Wharton | Mr. Digi-Transformer
GMAT 680, GPA 4
Stanford GSB | Ms. 2+2 Tech Girl
GRE 333, GPA 3.95
Stanford GSB | Ms. Healthcare Operations To General Management
GRE 700, GPA 7.3
Chicago Booth | Ms. CS Engineer To Consultant
GMAT 720, GPA 3.31
Kenan-Flagler | Mr. Engineer In The Military
GRE 310, GPA 3.9
Ross | Mr. Automotive Compliance Professional
GMAT 710, GPA 3.7
Chicago Booth | Mr. Oil & Gas Leader
GMAT 760, GPA 6.85/10
Stanford GSB | Mr. Seeking Fellow Program
GMAT 760, GPA 3
Wharton | Mr. Real Estate Investor
GMAT 720, GPA 3.3
Cornell Johnson | Ms. Chef Instructor
GMAT 760, GPA 3.3
Harvard | Mr. Climate
GMAT 720, GPA 3.4
Wharton | Mr. New England Hopeful
GMAT 730, GPA 3.65
Berkeley Haas | Mr. Bangladeshi Data Scientist
GMAT 760, GPA 3.33
Harvard | Mr. Military Banker
GMAT 740, GPA 3.9
Ross | Ms. Packaging Manager
GMAT 730, GPA 3.47
Chicago Booth | Mr. Private Equity To Ed-Tech
GRE 326, GPA 3.4
Harvard | Mr. Gay Singaporean Strategy Consultant
GMAT 730, GPA 3.3
Cornell Johnson | Mr. Electric Vehicles Product Strategist
GRE 331, GPA 3.8
Columbia | Mr. BB Trading M/O To Hedge Fund
GMAT 710, GPA 3.23
Columbia | Mr. Old Indian Engineer
GRE 333, GPA 67%
Harvard | Mr. Athlete Turned MBB Consultant
GMAT 720, GPA 3.4
Ross | Mr. Civil Rights Lawyer
GMAT 710, GPA 3.62
Stanford GSB | Mr. Co-Founder & Analytics Manager
GMAT 750, GPA 7.4 out of 10.0 - 4th in Class
Cornell Johnson | Ms. Environmental Sustainability
GMAT N/A, GPA 7.08
Cornell Johnson | Mr. Trucking
GMAT 640, GPA 3.82
Ross | Mr. Low GRE Not-For-Profit
GRE 316, GPA 74.04% First Division (No GPA)
Harvard | Mr. Marine Pilot
GMAT 750, GPA 3.98

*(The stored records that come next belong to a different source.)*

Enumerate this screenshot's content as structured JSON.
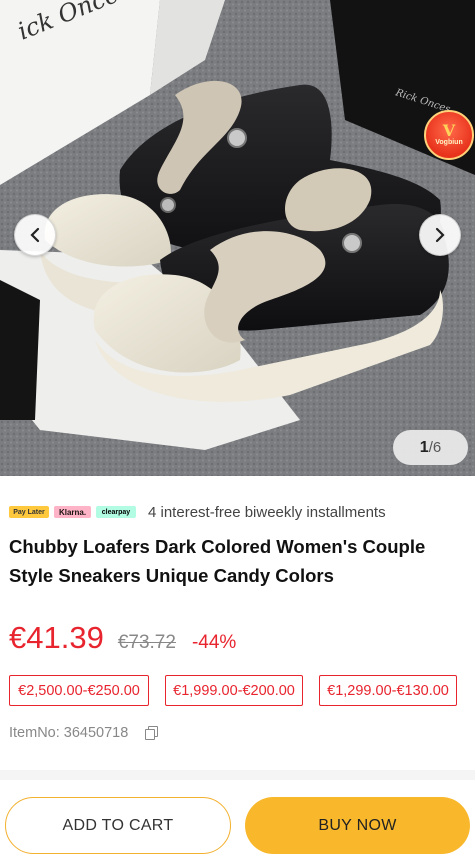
{
  "gallery": {
    "current": "1",
    "total": "/6",
    "badge_letter": "V",
    "badge_text": "Vogbiun",
    "box_text": "ick Onces"
  },
  "payment": {
    "logos": [
      "Pay Later",
      "Klarna.",
      "clearpay"
    ],
    "installment_text": "4 interest-free biweekly installments"
  },
  "product": {
    "title": "Chubby Loafers Dark Colored Women's Couple Style Sneakers Unique Candy Colors",
    "price": "€41.39",
    "original_price": "€73.72",
    "discount": "-44%",
    "coupons": [
      "€2,500.00-€250.00",
      "€1,999.00-€200.00",
      "€1,299.00-€130.00"
    ],
    "item_no": "ItemNo: 36450718"
  },
  "actions": {
    "add_to_cart": "ADD TO CART",
    "buy_now": "BUY NOW"
  },
  "colors": {
    "accent_red": "#e8242e",
    "button_yellow": "#f9b82b"
  }
}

Ding Time At HBS, Round One

For a couple of thousand hopeful candidates who applied to Harvard Business School in time for its round one deadline, today (Oct. 5) will likely be a day of disappointment. Starting at approximately noon EST, HBS will send out its remaining invites for an admissions interview but will largely notify the applicants who didn’t quite make the cut. In the more gentle language of highly selective admissions, HBS calls rejection a “release” and labels “waitlisted” candidates as those getting “further consideration.”

For the admissions team at Harvard, which only admits 11% of the nearly 10,000 candidates who annually apply for admission to its MBA program, it’s also a tough day because the school is mostly dinging a group of extraordinary would-be students who are fully qualified to go to HBS and do well in its program. After all, it’s a self-selecting group of high achievers who apply to Harvard. But with only 930 seats in an incoming class, the system is designed to turn down the vast majority of candidates.

Dings often mean that a school just liked other candidates a bit more than the ones they turn down. Rejection, however, can still be nuanced or rather obvious, especially to those who have been turned away. Typically, the most common reasons for getting dinged are varied–and often there is a combination of them. Bad timing. Poor execution on the application. A low GPA. Graduating with your bachelor’s from a less-than-stellar college. Working for an employer that is not known for sending candidates to Harvard or Stanford. No visible advancement in your job.


Get Sandy Kriesberg's advice to make handicapping your odds of getting in possible

Sandy Kreisberg, founder of HBSGuru.com

Once again, HBSGuru Sandy Kreisberg, a prominent MBA admissions consultant, has agreed to lend some insight into why a person didn’t quite make it through this round one hurdle. Sandy has been analyzing the profiles and raw stats of jilted candidates for PoetsandQuants.com for several years. If you’ve been dinged, let him know your stats in the comment section below and he’ll tell you why he thinks you’ve been turned down. (Please only post if you were rejected. For forthcoming applicants, Sandy’s regular handicapping series will resume shortly.)

Many candidates who take a shot at HBS usually apply to an array of business schools. In fact, many other elite schools report a cascading effect on acceptances of their admits when HBS releases waitlisted applicants. So just because you’ve been dinged by HBS doesn’t mean you won’t be getting an invite from another great MBA program, one that may even suit you better than Harvard.